von Alia Ismail Beg
On January 9, 2013 a Yezidi girl no older than 12 years was kidnapped from the front of her house in the town of Shikhka, Nineveh Province. A young Muslim Kurdish peddler abducted her for marriage, and to force her to embrace Islam.
This serious case caused a wave of anger, resentment and condemnation among the Yezidi community; it was not the first time for such an abduction, a violation of human rights made more serious because of the girl’s young age. This minor girl escaped from her family, then immediately married her kidnapper, and declared her conversion to Islam. Because she married, the crime of rape became legal under the views and protection of the authorities and the government in Kurdistan.
Many articles have been written and a lot of appeals raised to the official institutions and authorities of the Kurdistan Regional Government (KRG) to return the kidnapped girl to her family and to arrest the kidnapper and refer him to the courts. But the KRG has protected him and did not respond to these appeals.
This crime shows the most important challenge that faces the Yezidi minority in Iraqi society and the restrictions that threat their security and safety besides the dispossession of their identity and their public freedom, in addition to the religious discrimination, integration, emotional suffering, and sense of alienation at home.
The Yezidi people have suffered grievously – as have the other religious minorities in Iraq (Christians, Saaba Mendaee, and Kakais for example) from injustice and persecution of both the previous and current governments.
This case shows that democracy and human rights in Iraq still face big troubles and are not secured – religious minorities in Iraq are governed under the Islamic laws. The radical Islamic institutions and parties have a large role in human rights and civilian social organizations.
The activities of the terror groups like „Al Qaeda“and „Wahab“ in Mosul attack the Yezidis by publishing „Fatwas” against them, and kill them just because they are Yezidis. According to these extremists’ views, Yezidis are devil worshipers and must be killed.
On February 15, 2007, hundreds of Kurdish radical Muslims, under the protection and with the support of the Police officers, attacked the predominately Yezidi town of Sheikhan. They attacked the city and shot aimlessly at the citizens, destroyed and burned houses, cars, shops, the Yezidi cultural center, and the Yezidi religious temple, „Sheikh Mend”. In my opinion such actions meet the legal definition of genocide, according to international documents and penal laws.
Also 24 Yezidi workers in the city of Mosul were killed in April 2007 by an Islamic radical group.
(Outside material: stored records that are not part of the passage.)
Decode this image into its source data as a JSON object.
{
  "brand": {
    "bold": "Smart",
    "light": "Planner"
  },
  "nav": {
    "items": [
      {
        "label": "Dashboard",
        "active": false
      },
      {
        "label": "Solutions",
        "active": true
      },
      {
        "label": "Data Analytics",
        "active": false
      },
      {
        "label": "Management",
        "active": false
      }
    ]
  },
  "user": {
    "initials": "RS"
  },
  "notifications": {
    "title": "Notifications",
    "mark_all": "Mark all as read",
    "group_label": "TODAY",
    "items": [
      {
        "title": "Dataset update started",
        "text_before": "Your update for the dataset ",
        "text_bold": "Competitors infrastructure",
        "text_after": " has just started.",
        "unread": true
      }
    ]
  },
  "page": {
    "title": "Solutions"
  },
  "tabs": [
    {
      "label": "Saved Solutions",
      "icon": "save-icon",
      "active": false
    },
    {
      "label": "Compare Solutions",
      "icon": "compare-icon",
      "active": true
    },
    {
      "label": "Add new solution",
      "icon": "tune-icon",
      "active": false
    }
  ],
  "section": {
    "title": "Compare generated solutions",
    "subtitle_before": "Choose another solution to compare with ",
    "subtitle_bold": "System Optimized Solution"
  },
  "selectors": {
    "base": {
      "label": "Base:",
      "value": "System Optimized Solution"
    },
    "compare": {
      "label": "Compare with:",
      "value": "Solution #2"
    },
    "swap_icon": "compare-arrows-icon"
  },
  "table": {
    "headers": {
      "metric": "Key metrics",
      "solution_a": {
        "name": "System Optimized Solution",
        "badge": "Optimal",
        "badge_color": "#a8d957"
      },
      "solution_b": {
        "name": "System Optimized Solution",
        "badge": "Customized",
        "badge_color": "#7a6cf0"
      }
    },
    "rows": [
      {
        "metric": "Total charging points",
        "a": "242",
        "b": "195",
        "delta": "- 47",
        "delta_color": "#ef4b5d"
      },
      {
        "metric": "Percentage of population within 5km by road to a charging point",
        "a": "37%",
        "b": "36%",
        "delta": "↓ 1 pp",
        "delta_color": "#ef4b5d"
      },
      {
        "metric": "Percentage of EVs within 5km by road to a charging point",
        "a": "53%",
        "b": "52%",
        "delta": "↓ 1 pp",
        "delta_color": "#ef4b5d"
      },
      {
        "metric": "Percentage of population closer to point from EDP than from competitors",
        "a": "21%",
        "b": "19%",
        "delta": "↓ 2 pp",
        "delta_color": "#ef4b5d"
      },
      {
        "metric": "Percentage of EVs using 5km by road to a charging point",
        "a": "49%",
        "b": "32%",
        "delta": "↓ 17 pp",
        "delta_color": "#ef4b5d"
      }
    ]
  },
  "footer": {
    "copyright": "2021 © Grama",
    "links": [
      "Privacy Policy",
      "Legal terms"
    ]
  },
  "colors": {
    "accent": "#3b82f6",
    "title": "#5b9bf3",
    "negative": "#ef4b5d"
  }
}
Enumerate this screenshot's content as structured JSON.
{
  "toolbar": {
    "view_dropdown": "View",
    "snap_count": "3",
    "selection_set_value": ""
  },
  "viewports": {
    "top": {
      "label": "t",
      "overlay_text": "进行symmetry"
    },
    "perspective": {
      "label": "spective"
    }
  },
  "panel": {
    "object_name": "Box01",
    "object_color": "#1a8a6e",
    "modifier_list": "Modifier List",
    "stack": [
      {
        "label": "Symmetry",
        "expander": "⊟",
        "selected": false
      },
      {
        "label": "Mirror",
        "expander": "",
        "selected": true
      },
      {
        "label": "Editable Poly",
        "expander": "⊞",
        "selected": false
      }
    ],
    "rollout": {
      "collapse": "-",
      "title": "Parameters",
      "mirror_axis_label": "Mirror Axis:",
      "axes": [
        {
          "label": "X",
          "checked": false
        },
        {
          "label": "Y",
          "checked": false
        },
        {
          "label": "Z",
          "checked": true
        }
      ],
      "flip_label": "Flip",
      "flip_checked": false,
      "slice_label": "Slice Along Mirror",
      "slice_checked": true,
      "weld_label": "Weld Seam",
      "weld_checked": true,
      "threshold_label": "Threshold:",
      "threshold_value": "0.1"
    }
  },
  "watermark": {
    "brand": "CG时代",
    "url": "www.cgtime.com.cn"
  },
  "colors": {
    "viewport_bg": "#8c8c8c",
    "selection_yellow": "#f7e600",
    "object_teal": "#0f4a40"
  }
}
Many Yezidi students – nearly 900 – in the University of Mosul have been forced to leave their studies out of fear for their lives. And all the Yezidi families have likewise left their home and jobs in Mosul, with no chance of returning.
In Iraqi Kurdistan also many Yezidis left their jobs in Duhok, Erbil and Suleimanya because the attacks by the terror Muslim groups and the fanatic Muslims.
A real genocide against Yezidis occurred in the Sinjar Region on August 8, 2007, when four suicide bombers used explosive-filled trucks which killed more than 500 innocent Yezidis, and wounded 800 more – many women and children among them. These explosions destroyed two villages completely, and some of the survivors still remain homeless.
Yezidis remain isolated in their homeland. They are oppressed by governments and and laws, suffering from marginalization, exclusion, and religion and social discrimination.
The Yezidis’ rights in Iraq are just ink on paper, and for this the Iraqi Constitution has been condemned by the Yezidis because of this preference for the Muslim majority.
The Yezidi people demand:
ـ that their religion be respected and that they have the same rights as the other religions before the law without discrimination.
ـ issuing a law to protect the Yezidis and all the religious minorities from the control of Islamic laws.
ـWe also demand the application of civil laws and cancelling of the Islamic rules, and not accepting change of religions of those who are under the age of 18 years.